** LISTED RECORDS follows **

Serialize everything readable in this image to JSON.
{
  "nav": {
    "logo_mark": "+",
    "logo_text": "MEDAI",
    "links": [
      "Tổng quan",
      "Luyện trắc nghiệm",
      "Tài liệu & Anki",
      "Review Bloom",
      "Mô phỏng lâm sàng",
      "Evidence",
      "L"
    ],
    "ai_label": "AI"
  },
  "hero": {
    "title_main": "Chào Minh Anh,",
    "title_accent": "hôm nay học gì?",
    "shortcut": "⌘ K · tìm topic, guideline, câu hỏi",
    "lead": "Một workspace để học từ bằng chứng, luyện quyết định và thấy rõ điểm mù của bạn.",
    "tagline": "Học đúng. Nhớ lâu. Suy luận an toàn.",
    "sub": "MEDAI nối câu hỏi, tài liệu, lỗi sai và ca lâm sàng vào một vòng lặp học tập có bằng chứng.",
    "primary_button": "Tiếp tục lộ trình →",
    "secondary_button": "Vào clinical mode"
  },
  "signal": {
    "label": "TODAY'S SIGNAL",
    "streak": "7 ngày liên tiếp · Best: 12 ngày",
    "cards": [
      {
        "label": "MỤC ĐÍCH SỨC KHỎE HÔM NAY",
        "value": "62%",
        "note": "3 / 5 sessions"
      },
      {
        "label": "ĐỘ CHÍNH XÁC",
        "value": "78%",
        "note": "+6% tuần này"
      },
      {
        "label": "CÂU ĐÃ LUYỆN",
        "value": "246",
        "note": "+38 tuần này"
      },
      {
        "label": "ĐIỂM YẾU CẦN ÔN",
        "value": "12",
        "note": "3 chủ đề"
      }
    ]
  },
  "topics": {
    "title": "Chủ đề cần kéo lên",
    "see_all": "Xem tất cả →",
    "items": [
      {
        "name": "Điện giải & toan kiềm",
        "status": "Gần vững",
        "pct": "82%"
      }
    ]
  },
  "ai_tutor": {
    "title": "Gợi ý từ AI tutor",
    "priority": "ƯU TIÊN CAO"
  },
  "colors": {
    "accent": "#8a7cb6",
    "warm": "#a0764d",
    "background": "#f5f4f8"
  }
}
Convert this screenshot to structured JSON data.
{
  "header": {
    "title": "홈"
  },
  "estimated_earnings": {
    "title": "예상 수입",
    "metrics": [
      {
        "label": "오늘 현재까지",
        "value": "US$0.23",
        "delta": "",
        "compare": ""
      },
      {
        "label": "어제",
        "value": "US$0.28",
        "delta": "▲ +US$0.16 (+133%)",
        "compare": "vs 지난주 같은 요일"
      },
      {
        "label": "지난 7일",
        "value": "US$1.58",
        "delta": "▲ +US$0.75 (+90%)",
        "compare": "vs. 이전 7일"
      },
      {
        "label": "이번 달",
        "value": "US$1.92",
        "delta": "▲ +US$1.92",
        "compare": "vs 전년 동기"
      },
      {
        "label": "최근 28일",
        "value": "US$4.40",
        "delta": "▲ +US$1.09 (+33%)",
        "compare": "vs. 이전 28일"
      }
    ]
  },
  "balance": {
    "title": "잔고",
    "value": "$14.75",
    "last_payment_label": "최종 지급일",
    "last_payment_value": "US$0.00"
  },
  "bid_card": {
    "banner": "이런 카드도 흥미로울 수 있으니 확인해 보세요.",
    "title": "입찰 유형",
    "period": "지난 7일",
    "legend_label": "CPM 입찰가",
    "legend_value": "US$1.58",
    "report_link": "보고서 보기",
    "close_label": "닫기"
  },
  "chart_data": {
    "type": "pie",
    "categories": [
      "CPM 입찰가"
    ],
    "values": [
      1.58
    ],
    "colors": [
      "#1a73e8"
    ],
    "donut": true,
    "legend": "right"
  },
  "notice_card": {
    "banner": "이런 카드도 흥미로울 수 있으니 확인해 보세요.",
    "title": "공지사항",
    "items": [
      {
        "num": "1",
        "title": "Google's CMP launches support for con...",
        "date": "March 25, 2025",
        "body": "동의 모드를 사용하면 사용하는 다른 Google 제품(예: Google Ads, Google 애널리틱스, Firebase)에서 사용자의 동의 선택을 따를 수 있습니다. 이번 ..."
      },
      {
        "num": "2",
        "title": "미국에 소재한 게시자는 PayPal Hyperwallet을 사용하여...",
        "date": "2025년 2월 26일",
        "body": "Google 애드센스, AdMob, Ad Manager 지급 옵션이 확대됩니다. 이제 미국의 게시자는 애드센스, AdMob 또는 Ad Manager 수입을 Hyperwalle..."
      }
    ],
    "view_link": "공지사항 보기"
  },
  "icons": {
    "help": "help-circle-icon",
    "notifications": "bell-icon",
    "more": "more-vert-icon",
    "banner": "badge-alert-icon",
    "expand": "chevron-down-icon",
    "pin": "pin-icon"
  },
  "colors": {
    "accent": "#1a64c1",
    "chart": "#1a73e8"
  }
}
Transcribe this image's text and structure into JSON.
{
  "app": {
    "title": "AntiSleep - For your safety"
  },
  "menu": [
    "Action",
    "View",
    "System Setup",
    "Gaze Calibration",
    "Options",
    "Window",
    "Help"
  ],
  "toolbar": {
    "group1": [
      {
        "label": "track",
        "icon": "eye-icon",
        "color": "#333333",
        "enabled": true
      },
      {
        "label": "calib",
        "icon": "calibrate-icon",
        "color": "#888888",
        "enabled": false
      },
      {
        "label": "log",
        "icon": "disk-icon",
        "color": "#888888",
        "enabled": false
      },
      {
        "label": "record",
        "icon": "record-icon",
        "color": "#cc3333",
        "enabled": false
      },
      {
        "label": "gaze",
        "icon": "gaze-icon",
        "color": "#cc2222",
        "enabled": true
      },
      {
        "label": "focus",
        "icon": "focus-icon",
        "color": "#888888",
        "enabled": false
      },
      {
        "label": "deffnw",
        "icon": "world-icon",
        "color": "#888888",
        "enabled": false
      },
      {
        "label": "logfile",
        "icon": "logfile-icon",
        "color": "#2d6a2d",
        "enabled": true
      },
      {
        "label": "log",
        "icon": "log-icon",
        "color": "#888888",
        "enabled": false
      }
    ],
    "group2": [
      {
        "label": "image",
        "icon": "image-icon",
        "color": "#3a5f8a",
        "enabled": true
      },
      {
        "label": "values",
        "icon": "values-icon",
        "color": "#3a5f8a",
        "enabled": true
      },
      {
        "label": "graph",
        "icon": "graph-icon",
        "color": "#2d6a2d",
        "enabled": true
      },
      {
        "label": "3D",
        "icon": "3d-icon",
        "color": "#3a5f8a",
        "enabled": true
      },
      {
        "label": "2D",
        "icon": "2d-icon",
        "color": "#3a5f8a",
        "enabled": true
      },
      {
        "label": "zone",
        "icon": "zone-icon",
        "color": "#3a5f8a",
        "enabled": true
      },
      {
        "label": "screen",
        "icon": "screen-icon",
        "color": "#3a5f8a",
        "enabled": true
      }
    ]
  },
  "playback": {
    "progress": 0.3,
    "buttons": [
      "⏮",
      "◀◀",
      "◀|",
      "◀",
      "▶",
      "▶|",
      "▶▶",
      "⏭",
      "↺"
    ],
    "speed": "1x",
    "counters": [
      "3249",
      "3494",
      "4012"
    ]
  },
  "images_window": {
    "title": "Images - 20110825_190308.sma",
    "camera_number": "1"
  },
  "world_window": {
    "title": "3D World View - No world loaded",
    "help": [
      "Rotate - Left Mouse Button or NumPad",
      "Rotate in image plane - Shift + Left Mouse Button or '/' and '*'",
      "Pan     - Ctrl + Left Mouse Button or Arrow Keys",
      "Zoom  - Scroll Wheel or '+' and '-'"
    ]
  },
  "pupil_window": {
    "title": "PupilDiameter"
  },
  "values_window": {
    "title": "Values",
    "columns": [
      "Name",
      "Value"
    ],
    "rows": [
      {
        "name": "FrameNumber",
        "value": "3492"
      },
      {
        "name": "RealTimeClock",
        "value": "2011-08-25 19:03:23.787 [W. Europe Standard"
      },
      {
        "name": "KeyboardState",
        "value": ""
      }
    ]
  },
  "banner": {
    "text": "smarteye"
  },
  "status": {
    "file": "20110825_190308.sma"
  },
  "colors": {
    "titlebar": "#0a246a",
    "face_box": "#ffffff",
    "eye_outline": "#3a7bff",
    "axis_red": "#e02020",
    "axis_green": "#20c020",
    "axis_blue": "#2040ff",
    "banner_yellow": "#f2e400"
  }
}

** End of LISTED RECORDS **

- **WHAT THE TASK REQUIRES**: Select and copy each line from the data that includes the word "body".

- **REPLY TO THE EXERCISE**:
        "body": "동의 모드를 사용하면 사용하는 다른 Google 제품(예: Google Ads, Google 애널리틱스, Firebase)에서 사용자의 동의 선택을 따를 수 있습니다. 이번 ..."
        "body": "Google 애드센스, AdMob, Ad Manager 지급 옵션이 확대됩니다. 이제 미국의 게시자는 애드센스, AdMob 또는 Ad Manager 수입을 Hyperwalle..."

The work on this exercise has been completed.